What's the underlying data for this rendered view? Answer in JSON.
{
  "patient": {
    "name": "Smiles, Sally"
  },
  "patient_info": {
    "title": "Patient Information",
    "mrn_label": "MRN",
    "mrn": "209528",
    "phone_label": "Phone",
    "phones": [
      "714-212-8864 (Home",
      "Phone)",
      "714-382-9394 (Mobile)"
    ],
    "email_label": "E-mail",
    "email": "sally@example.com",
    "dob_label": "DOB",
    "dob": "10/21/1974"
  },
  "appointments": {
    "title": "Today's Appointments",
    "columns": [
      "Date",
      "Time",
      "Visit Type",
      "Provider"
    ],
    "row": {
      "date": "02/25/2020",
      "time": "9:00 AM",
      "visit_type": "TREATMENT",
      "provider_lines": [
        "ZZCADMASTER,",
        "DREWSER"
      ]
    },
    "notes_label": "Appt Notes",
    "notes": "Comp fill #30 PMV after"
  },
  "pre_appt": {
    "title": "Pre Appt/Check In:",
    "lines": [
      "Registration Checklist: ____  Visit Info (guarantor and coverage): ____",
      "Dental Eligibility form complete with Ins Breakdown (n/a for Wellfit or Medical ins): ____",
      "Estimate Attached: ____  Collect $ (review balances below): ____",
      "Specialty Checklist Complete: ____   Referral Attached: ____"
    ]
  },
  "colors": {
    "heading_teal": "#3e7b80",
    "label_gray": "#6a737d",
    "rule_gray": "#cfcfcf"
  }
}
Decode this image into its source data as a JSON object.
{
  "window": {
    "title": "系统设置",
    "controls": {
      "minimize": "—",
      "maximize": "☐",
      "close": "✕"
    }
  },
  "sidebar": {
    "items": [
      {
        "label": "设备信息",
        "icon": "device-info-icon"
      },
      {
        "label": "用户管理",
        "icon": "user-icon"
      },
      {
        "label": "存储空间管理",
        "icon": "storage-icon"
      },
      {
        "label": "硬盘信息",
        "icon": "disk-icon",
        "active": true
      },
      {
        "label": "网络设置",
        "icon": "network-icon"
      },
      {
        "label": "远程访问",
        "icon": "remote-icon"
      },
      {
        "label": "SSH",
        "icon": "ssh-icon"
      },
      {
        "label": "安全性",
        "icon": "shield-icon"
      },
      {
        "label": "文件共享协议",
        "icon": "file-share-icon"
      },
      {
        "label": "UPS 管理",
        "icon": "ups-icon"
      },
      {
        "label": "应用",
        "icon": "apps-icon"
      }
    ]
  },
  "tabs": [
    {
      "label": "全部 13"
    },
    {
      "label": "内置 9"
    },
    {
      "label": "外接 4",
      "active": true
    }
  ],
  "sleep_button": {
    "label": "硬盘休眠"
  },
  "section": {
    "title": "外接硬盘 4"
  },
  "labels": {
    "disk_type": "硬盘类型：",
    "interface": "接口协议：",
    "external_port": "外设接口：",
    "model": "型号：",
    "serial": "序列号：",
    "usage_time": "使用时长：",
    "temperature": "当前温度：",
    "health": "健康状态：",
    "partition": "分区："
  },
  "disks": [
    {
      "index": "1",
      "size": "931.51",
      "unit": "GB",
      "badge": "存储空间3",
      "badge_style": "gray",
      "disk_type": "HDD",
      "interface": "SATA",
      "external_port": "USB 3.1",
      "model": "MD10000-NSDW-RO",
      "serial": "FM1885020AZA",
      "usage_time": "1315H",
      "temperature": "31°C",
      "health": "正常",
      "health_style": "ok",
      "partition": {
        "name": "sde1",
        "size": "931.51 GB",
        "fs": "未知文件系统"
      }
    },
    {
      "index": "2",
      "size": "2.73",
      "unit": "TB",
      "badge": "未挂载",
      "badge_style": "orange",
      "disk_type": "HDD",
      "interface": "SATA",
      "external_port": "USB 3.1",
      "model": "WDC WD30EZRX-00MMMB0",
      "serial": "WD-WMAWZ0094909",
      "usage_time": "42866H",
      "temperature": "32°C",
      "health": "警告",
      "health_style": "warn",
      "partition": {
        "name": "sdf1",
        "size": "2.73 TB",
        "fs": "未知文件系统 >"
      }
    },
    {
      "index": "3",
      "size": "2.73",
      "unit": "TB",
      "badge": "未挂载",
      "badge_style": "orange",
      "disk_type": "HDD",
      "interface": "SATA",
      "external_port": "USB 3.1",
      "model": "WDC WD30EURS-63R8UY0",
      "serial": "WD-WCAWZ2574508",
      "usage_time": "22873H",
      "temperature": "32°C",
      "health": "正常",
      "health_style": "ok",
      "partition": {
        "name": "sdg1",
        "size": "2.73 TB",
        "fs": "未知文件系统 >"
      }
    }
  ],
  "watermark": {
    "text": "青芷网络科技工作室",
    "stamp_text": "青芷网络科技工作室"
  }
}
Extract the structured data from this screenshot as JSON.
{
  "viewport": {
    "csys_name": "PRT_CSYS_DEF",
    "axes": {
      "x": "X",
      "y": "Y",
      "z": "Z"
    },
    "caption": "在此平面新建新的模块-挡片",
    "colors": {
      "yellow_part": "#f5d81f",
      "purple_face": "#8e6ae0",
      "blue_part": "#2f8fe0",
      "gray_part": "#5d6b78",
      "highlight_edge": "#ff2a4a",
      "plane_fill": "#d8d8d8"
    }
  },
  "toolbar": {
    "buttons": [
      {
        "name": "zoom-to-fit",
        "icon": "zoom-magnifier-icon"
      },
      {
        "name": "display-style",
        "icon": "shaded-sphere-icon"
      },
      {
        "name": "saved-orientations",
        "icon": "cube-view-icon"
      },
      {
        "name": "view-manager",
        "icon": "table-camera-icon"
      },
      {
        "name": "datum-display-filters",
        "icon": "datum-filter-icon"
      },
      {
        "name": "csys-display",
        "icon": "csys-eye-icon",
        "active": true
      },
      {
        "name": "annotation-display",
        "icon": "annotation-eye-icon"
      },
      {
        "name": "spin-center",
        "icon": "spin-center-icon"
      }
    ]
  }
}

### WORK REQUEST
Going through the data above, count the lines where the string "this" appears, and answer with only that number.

### ANSWER BOX
3